For England, Gough and Caddick shone at Lord's but dented their growing reputation by bowling bewilderingly short at Old Trafford. Of the back-up Yorkshiremen, first Ryan Sidebottom and then Matthew Hoggard, the latter impressed more, though mostly through honest effort and perseverance rather than control and movement. Craig White's reverse-swing was missed at Old Trafford, as was a quality spinner. Indeed, it was difficult to see how England could challenge Australia with such poor support for their opening bowlers. But Stewart's captaincy was the weakest link when England rolled back the years in the Second Test and revived their house-of-cards act. Hussain's injuries would haunt them throughout the summer, as would those to Thorpe and Vaughan ahead of the Ashes series. Thorpe, especially, was at the peak of his considerable powers until that fateful run-out. England's resolve and confidence were terminally shaken at Old Trafford, and by the end of the NatWest Series the team was in disarray. Australia were circling for the kill. It was not the script that was promised at the start of the summer.

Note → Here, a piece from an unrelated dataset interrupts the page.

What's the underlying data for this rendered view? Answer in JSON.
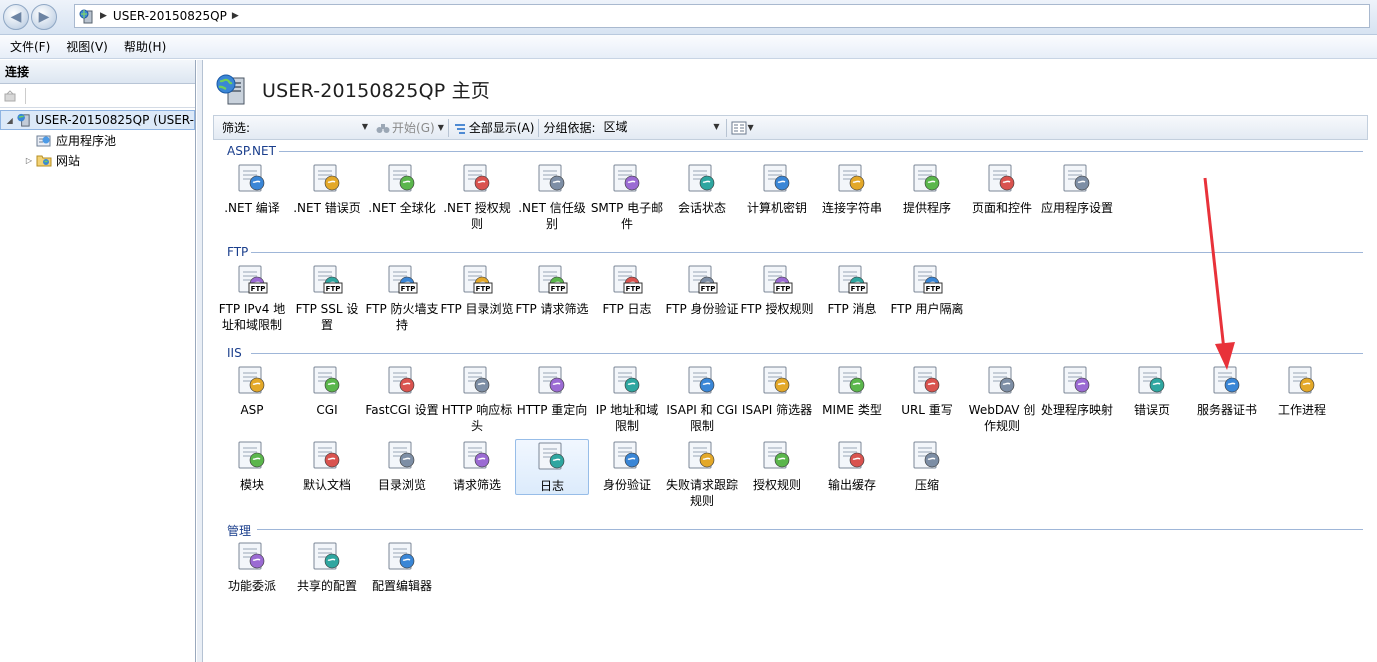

Match reports for
Tour Match: British Universities v Pakistanis at Nottingham, May 4-5, 2001
Tour Match: Derbyshire v Pakistanis at Derby, May 8-10, 2001
Tour Match: Kent v Pakistanis at Canterbury, May 12-14, 2001
1st Test: England v Pakistan at Lord's, May 17-20, 2001
Tour Match: Leicestershire v Pakistanis at Leicester, May 23, 2001
Tour Match: Leicestershire v Pakistanis at Leicester, May 24-25, 2001
2nd Test: England v Pakistan at Manchester, May 31-Jun 4, 2001
1st Match: England v Pakistan at Birmingham, Jun 7, 2001
2nd Match: Australia v Pakistan at Cardiff, Jun 9, 2001
4th Match: England v Pakistan at Lord's, Jun 12, 2001
6th Match: Australia v Pakistan at Chester-le-Street, Jun 16, 2001
7th Match: England v Pakistan at Leeds, Jun 17, 2001
8th Match: Australia v Pakistan at Nottingham, Jun 19, 2001
Final: Australia v Pakistan at Lord's, Jun 23, 2001